═══ Dataset records ═══

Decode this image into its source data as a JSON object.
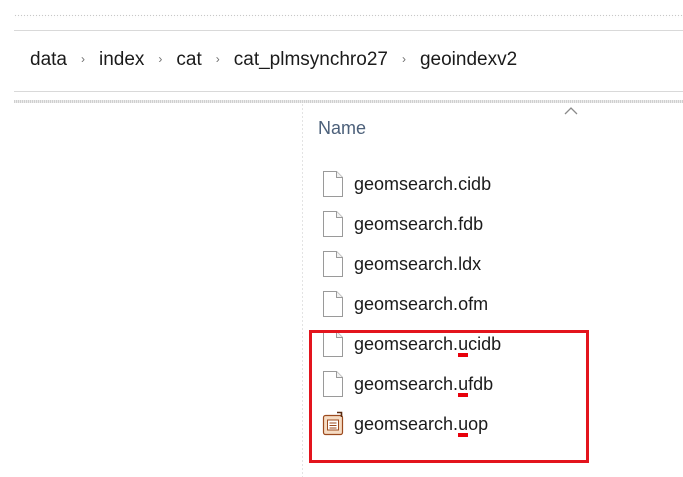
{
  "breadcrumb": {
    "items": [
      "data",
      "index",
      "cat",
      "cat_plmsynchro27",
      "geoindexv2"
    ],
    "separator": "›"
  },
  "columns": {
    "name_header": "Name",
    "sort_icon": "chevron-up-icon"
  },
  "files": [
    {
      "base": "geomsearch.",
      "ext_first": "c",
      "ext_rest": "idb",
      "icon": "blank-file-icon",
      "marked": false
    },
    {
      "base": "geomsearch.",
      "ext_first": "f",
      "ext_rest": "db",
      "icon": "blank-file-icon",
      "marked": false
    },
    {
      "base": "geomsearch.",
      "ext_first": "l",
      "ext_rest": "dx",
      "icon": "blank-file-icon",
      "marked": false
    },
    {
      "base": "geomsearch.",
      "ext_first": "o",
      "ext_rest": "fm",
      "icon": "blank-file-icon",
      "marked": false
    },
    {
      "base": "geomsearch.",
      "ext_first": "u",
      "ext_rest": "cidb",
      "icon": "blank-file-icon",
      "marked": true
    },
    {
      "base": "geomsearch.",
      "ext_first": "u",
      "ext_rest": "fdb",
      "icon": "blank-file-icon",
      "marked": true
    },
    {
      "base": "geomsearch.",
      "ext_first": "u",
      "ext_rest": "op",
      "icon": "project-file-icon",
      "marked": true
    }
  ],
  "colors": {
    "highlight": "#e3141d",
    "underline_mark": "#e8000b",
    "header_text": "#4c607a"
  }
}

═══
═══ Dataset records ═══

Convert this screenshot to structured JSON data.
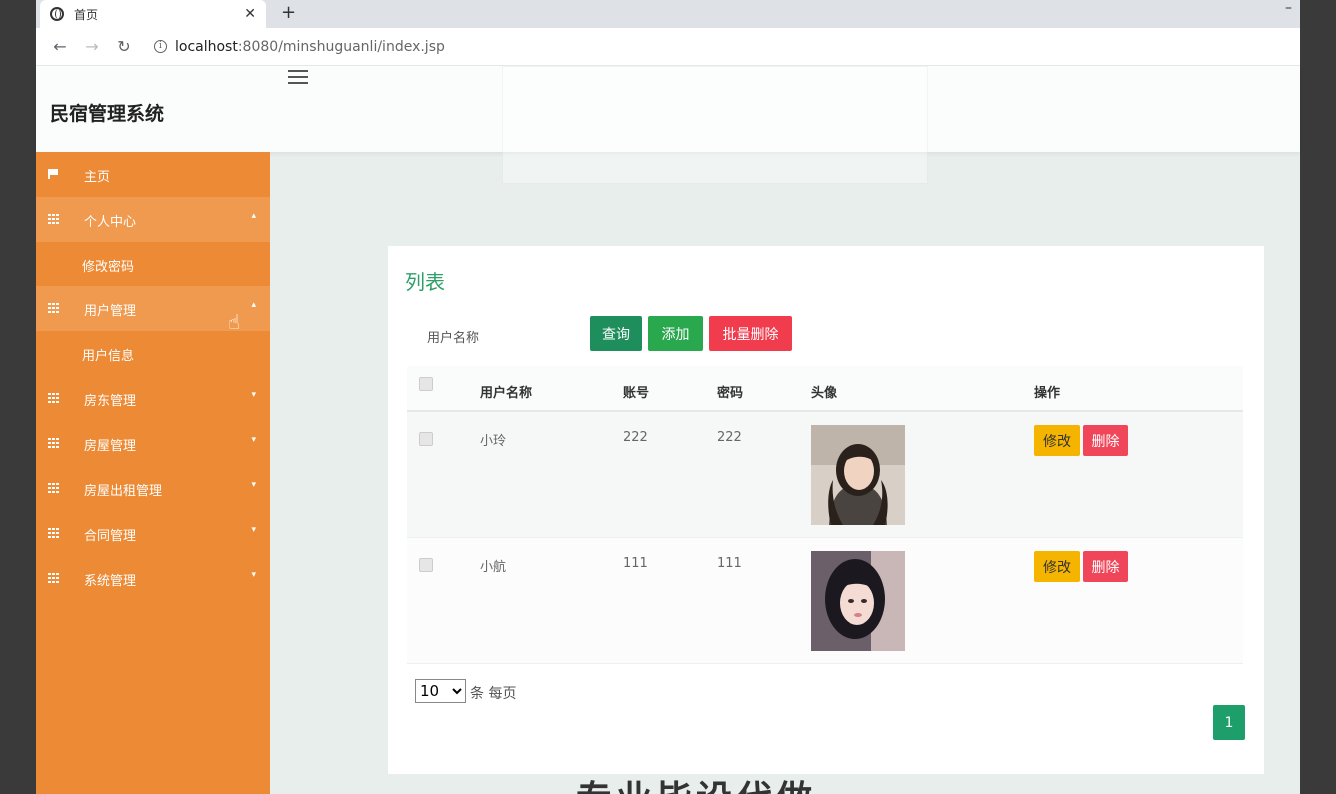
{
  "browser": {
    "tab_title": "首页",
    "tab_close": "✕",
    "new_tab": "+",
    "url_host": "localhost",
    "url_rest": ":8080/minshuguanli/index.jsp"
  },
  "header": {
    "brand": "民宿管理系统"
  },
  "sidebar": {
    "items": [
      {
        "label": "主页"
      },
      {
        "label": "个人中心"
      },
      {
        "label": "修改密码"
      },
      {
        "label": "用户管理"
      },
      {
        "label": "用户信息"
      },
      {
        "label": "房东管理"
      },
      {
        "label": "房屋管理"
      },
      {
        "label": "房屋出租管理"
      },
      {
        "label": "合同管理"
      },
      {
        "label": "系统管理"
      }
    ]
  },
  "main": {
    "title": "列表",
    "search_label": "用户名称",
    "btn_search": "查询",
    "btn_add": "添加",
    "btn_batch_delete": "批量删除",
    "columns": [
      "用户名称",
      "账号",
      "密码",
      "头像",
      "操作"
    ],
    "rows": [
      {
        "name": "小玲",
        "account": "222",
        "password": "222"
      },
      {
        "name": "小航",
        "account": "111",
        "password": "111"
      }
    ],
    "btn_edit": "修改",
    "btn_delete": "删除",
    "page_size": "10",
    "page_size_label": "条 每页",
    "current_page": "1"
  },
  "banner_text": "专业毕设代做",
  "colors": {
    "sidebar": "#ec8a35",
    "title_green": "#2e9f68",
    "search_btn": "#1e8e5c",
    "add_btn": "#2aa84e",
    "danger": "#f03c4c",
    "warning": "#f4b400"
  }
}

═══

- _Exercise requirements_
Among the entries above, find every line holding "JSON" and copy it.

- _Solution below_
Decode this image into its source data as a JSON object.
Convert this screenshot to structured JSON data.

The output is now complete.